The researchersÂ performed an observational retrospective analysis of IFIs in HSCT patients undergoing MV in an intensive care unit (ICU) from 2000 to 2009. The characteristics of these HSCT patients and risk factors related to IFIs were evaluated. The status of discharge, length of ICU stay, date of death and cause of death were also recorded.
There were 326 HSCT patients at the Linkou Chang-Gung Memorial Hospital (Taipei, Taiwan) during the study period. Sixty of these patients (18 percent) were transferred to the ICU and placed on mechanical ventilators. A total of 20 of these 60 patients (33 percent) had IFIs. Multivariate analysis indicated that independent risk factors for IFI were admission to an ICU more than 40 days after HSCT, graft versus host disease (GVHD), and high dose corticosteroid (p < 0.01 for all). The overall ICU mortality rate was 88 percent (53 of 60 patients), and was not significantly different for patients with IFIs (85 percent) and those without IFIs (90 percent, p = 0.676).
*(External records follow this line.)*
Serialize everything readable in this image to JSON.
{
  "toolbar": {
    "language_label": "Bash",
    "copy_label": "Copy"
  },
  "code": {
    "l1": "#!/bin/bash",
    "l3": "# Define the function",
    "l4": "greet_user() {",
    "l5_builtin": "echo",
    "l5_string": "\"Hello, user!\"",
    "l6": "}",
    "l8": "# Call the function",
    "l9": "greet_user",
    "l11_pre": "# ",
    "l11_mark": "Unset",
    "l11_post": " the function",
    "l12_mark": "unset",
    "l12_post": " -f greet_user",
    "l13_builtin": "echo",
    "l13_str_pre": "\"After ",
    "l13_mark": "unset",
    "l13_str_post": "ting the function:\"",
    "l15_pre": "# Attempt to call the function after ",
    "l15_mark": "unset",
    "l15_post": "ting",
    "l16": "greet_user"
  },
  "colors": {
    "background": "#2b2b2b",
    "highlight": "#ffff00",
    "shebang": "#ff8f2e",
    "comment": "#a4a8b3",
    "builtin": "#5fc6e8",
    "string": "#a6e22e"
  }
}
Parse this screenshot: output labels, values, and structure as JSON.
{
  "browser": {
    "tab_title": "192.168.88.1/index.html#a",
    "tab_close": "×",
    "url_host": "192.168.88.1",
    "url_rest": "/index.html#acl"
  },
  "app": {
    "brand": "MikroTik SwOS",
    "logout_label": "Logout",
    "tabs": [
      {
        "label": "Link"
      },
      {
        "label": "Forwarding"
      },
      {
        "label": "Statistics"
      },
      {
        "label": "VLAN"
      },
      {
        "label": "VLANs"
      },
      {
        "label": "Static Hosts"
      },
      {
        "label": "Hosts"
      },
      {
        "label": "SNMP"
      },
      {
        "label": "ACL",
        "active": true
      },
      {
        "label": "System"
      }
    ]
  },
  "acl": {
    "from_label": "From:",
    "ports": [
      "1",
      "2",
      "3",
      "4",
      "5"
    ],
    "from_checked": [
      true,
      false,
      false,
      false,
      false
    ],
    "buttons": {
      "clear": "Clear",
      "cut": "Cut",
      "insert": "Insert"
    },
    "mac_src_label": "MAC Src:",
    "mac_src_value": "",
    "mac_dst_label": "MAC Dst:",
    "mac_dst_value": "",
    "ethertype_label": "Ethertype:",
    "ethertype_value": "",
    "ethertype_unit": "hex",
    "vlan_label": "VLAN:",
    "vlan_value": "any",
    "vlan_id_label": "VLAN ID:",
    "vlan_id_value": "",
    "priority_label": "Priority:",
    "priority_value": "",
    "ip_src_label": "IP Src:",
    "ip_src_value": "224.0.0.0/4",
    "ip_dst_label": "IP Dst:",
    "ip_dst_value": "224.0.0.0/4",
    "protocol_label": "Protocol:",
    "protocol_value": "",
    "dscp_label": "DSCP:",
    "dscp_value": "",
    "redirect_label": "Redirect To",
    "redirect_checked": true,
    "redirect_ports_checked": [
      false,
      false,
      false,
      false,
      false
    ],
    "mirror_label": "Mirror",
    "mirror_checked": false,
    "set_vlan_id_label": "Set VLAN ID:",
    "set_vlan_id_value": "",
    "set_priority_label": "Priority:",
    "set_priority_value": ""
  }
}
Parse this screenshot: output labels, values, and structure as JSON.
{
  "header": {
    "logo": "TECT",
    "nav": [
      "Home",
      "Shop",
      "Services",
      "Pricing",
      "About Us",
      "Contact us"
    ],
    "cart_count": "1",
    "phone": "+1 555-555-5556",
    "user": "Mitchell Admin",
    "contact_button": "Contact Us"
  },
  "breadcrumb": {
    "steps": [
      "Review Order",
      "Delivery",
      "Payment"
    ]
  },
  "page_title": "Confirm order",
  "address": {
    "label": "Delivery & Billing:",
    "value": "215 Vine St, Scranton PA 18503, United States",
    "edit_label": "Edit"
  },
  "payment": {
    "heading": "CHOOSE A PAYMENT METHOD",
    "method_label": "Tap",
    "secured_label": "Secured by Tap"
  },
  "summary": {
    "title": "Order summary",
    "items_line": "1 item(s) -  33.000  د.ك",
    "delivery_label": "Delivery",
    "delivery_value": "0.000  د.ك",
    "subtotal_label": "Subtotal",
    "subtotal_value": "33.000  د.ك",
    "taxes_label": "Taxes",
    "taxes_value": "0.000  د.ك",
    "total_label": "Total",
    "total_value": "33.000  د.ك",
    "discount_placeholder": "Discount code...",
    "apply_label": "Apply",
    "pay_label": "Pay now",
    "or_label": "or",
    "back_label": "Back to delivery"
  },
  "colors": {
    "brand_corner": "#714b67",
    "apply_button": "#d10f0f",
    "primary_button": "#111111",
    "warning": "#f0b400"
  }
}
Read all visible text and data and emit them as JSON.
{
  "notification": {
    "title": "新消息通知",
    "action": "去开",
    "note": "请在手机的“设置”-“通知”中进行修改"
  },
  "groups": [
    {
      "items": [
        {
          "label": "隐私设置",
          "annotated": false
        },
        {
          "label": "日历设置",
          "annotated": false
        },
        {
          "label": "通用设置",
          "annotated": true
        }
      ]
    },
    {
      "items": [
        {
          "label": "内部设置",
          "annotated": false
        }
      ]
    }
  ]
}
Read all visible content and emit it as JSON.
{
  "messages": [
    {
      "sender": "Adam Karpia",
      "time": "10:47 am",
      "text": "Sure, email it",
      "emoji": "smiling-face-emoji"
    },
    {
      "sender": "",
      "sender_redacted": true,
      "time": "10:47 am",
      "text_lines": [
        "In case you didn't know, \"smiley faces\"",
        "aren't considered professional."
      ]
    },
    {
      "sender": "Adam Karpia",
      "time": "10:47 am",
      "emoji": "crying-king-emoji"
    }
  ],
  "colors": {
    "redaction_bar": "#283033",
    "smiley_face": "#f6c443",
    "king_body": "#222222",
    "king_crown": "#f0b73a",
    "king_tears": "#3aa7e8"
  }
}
The researchers concluded that there was a high incidence of IFIs in HSCT patients requiring MV in the ICU in their study cohort. The independent risk factors for IFI are ICU admission more than 40 days after HSCT, GVHD, and use of high-dose corticosteroid. Their research was published in BMC Infectious Diseases.
Reference: Hung C-Y, et al. Invasive fungal infection among hematopoietic stem cell transplantation patients with mechanical ventilation in the intensive care unit. BMC Infectious Diseases 2012, 12:44 doi:10.1186/1471-2334-12-44